Based on more than 300 criteria of doing business in 60 selected regions or countries around the world, the study shows where enterprise competitiveness allows the best return on investment. "The real engines of competitiveness are science, technology, entrepreneurship, finance, logistics, and education," says institute professor Stéphane Garelli, commenting on the yearbook''s findings.
As with the previous study, the 2005 competitiveness scoreboard lead off with the United States, followed by Hong Kong, which jumped from sixth place, and Singapore as number three, which fell one point from last year. Canada has dropped to number five from third place. Chile, on the other hand, sprang from 26th to 19th place and Israel jumped from 33rd to 25th place.
Coming in last was Venezuela, preceded by Argentina and Indonesia. Plastics processing powerhouse Germany dropped from the 17th most competitive economy in 2001 to 23rd this year. Specific weaknesses hurting German business are listed as low foreign direct investment, poor economic growth, and a limiting tax system. What the country needs is a reform of its social security and health insurance systems, consolidation of public funding, less state intervention in the economy, more flexible labor agreements, and the development of a financial strategy, the study says.
Garelli says that although taxation remains a contentious point and reason for processors to relocate abroad, politicians often overlook the underlying problem. "The real impact of taxes is on job creation or destruction. As far as competitiveness is concerned, the simplicity of a tax system is just as important as the level of tax per se," he says. "A simpler flat-tax system may be more valuable in the long run than a complex low-tax regime."
Some world regions rated in the study are doing better than their home country.

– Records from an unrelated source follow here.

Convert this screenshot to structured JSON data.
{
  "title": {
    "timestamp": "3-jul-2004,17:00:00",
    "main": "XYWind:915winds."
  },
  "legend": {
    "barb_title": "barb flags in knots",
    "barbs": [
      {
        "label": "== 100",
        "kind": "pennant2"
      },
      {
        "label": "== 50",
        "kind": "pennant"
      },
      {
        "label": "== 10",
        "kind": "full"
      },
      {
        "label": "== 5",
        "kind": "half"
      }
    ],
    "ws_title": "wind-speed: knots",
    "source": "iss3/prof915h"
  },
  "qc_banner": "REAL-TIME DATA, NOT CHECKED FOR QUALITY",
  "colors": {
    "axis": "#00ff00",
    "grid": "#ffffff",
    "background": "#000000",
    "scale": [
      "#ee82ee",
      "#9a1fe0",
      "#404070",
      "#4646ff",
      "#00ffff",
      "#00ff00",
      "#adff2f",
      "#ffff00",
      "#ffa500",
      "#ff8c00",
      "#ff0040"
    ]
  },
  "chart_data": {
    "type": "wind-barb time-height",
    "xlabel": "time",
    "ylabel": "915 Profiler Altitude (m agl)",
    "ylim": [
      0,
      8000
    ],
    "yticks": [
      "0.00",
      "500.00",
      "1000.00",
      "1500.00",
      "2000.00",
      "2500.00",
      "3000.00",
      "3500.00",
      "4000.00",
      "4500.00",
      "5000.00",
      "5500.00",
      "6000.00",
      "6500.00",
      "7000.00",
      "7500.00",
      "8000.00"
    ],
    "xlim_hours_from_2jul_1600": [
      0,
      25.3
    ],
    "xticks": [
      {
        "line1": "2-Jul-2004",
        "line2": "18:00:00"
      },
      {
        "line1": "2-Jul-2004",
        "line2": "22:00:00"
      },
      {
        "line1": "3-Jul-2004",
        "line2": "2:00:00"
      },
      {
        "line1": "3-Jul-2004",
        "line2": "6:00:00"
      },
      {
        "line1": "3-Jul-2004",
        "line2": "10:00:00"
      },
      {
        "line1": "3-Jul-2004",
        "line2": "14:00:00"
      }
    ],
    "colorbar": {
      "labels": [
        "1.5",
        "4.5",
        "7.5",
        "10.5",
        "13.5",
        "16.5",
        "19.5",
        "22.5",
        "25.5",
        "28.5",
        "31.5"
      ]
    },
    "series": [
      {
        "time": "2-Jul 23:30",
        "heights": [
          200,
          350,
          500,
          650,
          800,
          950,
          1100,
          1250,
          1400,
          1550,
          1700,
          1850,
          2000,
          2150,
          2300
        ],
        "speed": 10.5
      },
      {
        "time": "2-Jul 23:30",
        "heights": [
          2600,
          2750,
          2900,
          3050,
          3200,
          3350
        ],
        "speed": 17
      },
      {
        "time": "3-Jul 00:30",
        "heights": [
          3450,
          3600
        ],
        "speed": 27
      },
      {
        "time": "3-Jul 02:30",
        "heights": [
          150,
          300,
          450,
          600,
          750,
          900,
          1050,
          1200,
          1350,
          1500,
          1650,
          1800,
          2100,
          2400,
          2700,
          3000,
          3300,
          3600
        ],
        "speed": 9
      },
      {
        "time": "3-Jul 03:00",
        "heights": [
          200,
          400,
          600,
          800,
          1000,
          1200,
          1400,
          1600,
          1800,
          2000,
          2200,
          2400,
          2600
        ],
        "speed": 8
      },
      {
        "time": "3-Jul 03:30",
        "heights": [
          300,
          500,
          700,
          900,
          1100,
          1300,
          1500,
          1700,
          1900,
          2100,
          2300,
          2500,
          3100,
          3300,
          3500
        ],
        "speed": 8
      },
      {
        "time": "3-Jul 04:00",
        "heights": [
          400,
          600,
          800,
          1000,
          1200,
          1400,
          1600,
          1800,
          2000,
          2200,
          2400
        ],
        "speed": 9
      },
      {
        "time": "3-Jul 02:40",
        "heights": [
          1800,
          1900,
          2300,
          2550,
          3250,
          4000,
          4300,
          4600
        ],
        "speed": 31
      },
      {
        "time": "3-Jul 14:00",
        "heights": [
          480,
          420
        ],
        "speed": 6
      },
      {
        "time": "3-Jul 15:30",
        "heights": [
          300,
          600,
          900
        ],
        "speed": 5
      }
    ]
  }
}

Bavaria, at 18th, ranked ahead of Germany; Lombardy, at 41st, outpaced Italy in 53rd; Catalonia, at 32nd, topped Spain at 35th.